*** Opening Recorded data ***
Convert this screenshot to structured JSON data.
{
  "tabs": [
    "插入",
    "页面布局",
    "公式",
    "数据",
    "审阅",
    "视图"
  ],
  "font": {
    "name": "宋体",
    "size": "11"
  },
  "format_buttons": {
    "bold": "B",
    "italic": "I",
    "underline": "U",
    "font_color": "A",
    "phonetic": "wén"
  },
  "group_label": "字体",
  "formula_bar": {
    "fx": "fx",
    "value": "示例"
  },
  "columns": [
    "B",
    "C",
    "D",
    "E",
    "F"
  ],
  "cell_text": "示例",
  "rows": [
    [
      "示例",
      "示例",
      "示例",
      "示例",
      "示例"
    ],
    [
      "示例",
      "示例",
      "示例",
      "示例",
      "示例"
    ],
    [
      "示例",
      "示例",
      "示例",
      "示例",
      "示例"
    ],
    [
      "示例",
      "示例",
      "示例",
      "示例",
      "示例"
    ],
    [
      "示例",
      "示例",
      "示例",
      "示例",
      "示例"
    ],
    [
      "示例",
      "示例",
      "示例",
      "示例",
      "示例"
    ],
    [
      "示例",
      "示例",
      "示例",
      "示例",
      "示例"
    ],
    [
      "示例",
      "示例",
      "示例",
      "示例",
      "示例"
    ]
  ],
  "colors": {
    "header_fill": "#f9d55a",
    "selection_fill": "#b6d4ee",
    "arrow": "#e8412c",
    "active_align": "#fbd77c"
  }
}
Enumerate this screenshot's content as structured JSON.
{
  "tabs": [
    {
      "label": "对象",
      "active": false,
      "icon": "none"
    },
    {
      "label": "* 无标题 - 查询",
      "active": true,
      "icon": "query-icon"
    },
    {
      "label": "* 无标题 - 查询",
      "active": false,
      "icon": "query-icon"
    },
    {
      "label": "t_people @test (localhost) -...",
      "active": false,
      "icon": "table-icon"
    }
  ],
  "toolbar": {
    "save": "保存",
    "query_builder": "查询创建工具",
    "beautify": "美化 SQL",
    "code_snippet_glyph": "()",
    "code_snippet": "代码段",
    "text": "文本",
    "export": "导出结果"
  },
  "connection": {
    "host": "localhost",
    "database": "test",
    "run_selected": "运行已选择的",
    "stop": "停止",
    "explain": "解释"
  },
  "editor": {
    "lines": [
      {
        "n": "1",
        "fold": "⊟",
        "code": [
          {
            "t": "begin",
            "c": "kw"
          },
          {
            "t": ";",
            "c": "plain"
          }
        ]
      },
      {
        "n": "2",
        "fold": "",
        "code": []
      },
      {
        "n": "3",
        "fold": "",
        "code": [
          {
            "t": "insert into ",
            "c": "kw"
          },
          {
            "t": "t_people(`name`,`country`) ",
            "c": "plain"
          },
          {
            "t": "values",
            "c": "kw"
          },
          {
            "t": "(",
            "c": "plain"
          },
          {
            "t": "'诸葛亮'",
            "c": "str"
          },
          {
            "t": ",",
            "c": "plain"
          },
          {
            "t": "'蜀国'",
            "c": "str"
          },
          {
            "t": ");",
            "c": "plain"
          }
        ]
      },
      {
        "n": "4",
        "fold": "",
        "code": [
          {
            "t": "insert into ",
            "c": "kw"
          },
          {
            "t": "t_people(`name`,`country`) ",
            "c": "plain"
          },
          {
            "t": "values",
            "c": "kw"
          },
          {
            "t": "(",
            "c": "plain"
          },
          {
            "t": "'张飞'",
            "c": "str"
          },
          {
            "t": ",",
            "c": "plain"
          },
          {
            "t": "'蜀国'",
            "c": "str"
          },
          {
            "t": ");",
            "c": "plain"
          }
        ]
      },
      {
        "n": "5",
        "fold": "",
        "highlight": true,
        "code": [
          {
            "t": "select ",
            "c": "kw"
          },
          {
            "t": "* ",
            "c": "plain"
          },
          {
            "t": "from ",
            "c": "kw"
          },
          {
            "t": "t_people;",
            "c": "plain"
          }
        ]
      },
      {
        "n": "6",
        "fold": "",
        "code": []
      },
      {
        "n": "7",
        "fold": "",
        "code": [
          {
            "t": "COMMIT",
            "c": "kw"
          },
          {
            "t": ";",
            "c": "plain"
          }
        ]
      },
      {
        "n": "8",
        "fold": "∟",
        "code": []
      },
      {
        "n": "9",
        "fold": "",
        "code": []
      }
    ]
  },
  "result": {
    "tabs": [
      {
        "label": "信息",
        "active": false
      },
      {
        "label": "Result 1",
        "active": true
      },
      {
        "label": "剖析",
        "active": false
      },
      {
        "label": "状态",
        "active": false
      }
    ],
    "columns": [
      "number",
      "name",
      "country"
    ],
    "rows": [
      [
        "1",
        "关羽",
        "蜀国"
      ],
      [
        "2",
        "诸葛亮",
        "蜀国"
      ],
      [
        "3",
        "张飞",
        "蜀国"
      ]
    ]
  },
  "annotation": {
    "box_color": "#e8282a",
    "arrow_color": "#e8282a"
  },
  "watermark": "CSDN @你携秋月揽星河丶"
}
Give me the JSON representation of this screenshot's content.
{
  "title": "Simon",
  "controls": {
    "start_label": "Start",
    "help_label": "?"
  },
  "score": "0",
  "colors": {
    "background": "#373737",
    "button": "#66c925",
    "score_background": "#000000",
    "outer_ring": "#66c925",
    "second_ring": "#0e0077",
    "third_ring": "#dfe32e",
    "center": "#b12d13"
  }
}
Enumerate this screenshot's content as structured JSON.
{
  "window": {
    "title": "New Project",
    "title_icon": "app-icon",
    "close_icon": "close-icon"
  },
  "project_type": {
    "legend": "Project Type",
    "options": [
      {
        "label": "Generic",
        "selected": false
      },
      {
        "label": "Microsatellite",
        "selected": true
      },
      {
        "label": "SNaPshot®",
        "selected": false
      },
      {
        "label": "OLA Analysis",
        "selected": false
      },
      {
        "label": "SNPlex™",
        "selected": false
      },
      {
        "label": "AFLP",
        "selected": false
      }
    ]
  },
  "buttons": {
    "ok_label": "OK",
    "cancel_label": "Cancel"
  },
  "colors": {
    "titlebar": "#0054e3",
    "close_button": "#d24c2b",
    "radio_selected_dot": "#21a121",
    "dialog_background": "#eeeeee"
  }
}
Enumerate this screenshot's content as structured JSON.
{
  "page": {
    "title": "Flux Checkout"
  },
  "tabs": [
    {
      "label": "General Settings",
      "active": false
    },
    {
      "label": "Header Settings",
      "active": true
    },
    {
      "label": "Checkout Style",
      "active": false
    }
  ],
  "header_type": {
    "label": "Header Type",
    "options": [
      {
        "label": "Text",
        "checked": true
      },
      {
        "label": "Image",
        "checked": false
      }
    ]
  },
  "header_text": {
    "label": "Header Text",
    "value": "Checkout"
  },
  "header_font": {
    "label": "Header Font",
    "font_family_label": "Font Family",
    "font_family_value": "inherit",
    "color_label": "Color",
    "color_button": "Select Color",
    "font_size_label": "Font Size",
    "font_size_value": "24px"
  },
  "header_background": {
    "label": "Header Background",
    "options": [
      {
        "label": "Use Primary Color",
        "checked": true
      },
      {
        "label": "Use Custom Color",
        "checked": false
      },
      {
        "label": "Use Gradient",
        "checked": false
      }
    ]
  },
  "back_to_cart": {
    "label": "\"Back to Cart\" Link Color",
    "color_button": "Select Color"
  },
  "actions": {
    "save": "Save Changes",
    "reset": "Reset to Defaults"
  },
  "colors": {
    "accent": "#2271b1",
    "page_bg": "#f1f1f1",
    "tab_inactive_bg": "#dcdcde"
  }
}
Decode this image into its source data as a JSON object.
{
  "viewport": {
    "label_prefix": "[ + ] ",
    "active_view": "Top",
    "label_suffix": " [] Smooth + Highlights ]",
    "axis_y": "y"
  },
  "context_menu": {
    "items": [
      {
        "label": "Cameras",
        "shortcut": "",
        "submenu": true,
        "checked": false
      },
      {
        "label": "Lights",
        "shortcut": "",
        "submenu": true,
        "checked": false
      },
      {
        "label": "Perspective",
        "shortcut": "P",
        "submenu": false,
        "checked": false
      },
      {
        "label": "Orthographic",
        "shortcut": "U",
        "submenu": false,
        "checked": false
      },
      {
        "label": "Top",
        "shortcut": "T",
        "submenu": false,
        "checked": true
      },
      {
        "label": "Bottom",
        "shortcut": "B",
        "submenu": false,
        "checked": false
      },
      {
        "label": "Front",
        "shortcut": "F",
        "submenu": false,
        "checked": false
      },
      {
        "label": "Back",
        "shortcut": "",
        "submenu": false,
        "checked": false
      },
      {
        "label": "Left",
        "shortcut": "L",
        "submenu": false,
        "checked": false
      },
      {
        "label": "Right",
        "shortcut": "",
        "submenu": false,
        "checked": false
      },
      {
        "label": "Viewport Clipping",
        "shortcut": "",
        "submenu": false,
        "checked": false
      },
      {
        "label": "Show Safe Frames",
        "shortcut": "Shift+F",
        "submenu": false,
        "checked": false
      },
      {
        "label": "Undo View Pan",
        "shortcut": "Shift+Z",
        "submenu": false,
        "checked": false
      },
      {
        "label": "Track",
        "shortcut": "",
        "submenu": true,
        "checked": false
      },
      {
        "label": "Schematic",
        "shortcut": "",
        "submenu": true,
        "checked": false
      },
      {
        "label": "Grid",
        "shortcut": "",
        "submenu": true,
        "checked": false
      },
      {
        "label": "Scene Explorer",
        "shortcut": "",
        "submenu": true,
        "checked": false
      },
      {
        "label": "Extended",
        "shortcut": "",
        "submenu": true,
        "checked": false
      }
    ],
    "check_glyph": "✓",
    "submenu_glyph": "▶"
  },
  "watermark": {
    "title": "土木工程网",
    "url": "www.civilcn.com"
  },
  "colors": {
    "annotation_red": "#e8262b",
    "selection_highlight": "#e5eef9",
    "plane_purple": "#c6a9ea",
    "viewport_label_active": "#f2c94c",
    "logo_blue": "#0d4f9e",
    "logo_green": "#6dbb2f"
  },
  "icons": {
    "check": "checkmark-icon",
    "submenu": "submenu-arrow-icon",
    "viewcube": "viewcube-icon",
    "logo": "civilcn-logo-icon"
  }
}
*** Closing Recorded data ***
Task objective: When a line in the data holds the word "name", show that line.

Problem solution:
    "name": "宋体",
            "t": "t_people(`name`,`country`) ",
            "t": "t_people(`name`,`country`) ",
      "name",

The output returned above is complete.